+or reboots (including kexec) -- like turning something off -- use a
+shutdown() method.
+
+Again, this is a standard driver model call, working just like it
+would for any other driver stack: the calls can sleep, and can use
+I2C messaging.
+
+
+Command function
+================
+
+A generic ioctl-like function call back is supported. You will seldom
+need this, and its use is deprecated anyway, so newer design should not
+use it.
+
+
+Sending and receiving
+=====================
+
+If you want to communicate with your device, there are several functions
+to do this. You can find all of them in <linux/i2c.h>.
+
+If you can choose between plain I2C communication and SMBus level
+communication, please use the latter. All adapters understand SMBus level
+commands, but only some of them understand plain I2C!
+
+
+Plain I2C communication
+-----------------------
+
+ int i2c_master_send(struct i2c_client *client, const char *buf,
+ int count);
+ int i2c_master_recv(struct i2c_client *client, char *buf, int count);
+
+These routines read and write some bytes from/to a client. The client
+contains the i2c address, so you do not have to include it. The second
+parameter contains the bytes to read/write, the third the number of bytes
+to read/write (must be less than the length of the buffer, also should be
+less than 64k since msg.len is u16.) Returned is the actual number of bytes
+read/written.
+
+ int i2c_transfer(struct i2c_adapter *adap, struct i2c_msg *msg,
+ int num);
+
+This sends a series of messages. Each message can be a read or write,
+and they can be mixed in any way. The transactions are combined: no
+stop bit is sent between transaction. The i2c_msg structure contains
+for each message the client address, the number of bytes of the message
+and the message data itself.
+
+You can read the file `i2c-protocol' for more information about the
+actual I2C protocol.
+
+
+SMBus communication
+-------------------
+
+ s32 i2c_smbus_xfer(struct i2c_adapter *adapter, u16 addr,
+ unsigned short flags, char read_write, u8 command,
+ int size, union i2c_smbus_data *data);
+
+This is the generic SMBus function.
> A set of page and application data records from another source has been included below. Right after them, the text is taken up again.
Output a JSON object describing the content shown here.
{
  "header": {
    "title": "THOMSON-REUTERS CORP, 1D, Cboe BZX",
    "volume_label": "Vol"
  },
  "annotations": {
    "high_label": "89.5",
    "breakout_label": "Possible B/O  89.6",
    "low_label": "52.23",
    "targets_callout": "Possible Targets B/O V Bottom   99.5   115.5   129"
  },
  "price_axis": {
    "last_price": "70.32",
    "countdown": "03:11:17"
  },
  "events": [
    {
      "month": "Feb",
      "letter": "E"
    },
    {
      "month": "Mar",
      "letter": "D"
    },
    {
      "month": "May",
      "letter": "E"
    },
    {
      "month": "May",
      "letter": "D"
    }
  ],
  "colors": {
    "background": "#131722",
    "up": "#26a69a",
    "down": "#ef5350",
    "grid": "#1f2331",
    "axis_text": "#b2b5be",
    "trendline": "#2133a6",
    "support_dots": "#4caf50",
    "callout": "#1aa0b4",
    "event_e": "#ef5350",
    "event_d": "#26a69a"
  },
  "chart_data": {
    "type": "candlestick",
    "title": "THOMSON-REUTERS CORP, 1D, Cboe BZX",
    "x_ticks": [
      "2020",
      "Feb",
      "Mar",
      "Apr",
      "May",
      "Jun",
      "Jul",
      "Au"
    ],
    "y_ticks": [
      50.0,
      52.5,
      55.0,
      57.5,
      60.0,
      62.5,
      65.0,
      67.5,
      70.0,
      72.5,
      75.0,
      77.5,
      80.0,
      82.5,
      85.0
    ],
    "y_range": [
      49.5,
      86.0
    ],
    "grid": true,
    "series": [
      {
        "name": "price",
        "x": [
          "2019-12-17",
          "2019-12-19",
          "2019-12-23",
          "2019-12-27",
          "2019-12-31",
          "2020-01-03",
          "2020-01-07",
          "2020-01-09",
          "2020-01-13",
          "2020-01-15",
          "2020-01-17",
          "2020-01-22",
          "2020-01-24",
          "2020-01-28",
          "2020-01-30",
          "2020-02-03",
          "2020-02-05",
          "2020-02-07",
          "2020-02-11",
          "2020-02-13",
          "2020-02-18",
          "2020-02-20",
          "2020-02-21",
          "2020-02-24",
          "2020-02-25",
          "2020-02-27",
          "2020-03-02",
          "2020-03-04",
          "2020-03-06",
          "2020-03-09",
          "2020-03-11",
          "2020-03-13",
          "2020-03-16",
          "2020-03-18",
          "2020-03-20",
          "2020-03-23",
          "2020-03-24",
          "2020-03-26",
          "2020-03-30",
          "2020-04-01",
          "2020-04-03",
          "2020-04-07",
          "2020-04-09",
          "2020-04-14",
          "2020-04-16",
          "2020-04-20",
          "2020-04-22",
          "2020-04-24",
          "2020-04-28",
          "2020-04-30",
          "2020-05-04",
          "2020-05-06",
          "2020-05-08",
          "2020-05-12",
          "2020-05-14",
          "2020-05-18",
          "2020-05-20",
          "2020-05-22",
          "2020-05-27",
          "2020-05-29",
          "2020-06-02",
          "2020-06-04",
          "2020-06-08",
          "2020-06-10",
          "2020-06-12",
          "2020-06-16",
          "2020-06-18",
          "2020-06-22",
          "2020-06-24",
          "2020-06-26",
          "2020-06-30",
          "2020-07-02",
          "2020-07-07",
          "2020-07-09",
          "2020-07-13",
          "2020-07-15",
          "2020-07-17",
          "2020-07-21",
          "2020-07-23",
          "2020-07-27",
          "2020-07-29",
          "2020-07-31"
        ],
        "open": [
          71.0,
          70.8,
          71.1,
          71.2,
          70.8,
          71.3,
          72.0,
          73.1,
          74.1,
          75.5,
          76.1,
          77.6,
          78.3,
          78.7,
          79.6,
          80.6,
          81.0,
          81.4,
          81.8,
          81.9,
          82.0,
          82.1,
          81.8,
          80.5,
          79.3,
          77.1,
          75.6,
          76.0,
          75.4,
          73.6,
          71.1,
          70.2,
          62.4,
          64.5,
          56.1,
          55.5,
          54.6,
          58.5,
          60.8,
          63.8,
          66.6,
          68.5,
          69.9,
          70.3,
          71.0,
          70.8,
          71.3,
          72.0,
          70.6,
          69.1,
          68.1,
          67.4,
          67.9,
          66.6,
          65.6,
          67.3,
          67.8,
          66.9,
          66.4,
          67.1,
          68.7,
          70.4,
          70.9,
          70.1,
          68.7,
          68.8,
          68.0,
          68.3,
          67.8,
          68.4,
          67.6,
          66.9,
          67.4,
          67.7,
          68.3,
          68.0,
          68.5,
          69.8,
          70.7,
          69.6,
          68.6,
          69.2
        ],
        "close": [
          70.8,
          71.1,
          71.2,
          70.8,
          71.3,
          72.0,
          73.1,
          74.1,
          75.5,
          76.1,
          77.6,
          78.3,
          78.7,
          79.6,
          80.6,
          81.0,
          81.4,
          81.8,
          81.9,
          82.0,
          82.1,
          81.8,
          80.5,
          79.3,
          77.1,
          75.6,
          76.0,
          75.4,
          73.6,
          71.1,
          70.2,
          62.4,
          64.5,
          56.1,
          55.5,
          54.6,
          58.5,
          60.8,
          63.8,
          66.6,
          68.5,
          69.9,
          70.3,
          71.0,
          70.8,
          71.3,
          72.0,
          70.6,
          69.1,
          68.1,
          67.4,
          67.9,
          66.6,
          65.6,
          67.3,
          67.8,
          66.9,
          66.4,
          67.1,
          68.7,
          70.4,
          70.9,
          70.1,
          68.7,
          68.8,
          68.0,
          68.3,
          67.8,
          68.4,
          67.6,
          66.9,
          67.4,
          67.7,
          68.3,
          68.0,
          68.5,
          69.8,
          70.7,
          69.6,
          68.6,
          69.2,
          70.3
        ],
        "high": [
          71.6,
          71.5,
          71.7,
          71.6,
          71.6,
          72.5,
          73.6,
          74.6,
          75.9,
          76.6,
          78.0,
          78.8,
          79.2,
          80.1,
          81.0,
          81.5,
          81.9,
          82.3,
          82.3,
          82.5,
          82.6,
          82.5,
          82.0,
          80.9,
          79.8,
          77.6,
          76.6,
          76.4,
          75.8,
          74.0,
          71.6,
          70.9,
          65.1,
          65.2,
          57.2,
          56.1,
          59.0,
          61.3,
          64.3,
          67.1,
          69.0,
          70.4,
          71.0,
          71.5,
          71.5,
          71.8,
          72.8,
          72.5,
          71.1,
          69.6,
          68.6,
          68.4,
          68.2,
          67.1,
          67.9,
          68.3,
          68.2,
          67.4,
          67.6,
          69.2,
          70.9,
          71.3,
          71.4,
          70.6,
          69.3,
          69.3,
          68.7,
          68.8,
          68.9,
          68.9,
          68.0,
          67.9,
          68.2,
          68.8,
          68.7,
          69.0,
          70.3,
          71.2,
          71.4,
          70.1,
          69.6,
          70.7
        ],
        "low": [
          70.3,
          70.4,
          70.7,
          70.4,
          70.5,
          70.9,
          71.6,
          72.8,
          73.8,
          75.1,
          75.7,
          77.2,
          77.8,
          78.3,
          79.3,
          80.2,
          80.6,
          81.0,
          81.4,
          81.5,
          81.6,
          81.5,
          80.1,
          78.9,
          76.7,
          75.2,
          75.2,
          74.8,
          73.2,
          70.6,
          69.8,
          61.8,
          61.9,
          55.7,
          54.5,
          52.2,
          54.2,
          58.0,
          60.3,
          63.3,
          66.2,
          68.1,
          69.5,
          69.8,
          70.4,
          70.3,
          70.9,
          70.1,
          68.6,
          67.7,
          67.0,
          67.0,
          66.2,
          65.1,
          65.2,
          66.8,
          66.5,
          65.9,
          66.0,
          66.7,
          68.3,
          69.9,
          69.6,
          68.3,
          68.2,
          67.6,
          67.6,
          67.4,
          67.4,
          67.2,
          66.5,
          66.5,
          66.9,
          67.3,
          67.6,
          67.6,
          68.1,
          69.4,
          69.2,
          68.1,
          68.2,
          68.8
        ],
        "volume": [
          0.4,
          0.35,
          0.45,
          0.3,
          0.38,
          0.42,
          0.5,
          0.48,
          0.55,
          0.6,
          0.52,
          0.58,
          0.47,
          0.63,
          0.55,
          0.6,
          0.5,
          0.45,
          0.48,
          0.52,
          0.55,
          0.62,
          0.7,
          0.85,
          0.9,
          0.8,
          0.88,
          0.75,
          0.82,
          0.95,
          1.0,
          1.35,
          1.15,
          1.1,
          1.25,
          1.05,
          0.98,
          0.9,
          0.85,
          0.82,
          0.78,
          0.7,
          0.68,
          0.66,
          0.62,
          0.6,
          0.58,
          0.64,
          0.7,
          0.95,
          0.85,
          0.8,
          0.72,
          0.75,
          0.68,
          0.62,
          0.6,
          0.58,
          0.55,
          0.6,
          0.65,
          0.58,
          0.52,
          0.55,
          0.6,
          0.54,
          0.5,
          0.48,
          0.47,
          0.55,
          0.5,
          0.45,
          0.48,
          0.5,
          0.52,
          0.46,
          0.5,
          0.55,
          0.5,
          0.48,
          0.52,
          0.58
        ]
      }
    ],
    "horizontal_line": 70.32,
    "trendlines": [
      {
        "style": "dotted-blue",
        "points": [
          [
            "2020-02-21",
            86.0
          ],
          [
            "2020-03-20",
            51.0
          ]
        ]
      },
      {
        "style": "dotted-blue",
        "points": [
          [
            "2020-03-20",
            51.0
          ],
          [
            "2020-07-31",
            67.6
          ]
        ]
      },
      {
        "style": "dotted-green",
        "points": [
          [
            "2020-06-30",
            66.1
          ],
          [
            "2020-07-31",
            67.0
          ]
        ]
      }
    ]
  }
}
All functions below are implemented
+in terms of it. Never use this function directly!
+
+ s32 i2c_smbus_read_byte(struct i2c_client *client);
+ s32 i2c_smbus_write_byte(struct i2c_client *client, u8 value);
+ s32 i2c_smbus_read_byte_data(struct i2c_client *client, u8 command);
+ s32 i2c_smbus_write_byte_data(struct i2c_client *client,
+ u8 command, u8 value);
+ s32 i2c_smbus_read_word_data(struct i2c_client *client, u8 command);
+ s32 i2c_smbus_write_word_data(struct i2c_client *client,
+ u8 command, u16 value);
+ s32 i2c_smbus_read_block_data(struct i2c_client *client,
+ u8 command, u8 *values);
+ s32 i2c_smbus_write_block_data(struct i2c_client *client,
+ u8 command, u8 length, const u8 *values);
+ s32 i2c_smbus_read_i2c_block_data(struct i2c_client *client,
+ u8 command, u8 length, u8 *values);
+ s32 i2c_smbus_write_i2c_block_data(struct i2c_client *client,
+ u8 command, u8 length,
+ const u8 *values);
+
+These ones were removed from i2c-core because they had no users, but could
+be added back later if needed:
+
+ s32 i2c_smbus_write_quick(struct i2c_client *client, u8 value);
+ s32 i2c_smbus_process_call(struct i2c_client *client,
+ u8 command, u16 value);
+ s32 i2c_smbus_block_process_call(struct i2c_client *client,
+ u8 command, u8 length, u8 *values);
+
+All these transactions return a negative errno value on failure. The 'write'
+transactions return 0 on success; the 'read' transactions return the read
+value, except for block transactions, which return the number of values
+read. The block buffers need not be longer than 32 bytes.
+
+You can read the file `smbus-protocol' for more information about the
+actual SMBus protocol.
+
+
+General purpose routines
+========================
+
+Below all general purpose routines are listed, that were not mentioned
+before.
+
+ /* Return the adapter number for a specific adapter */
+ int i2c_adapter_id(struct i2c_adapter *adap);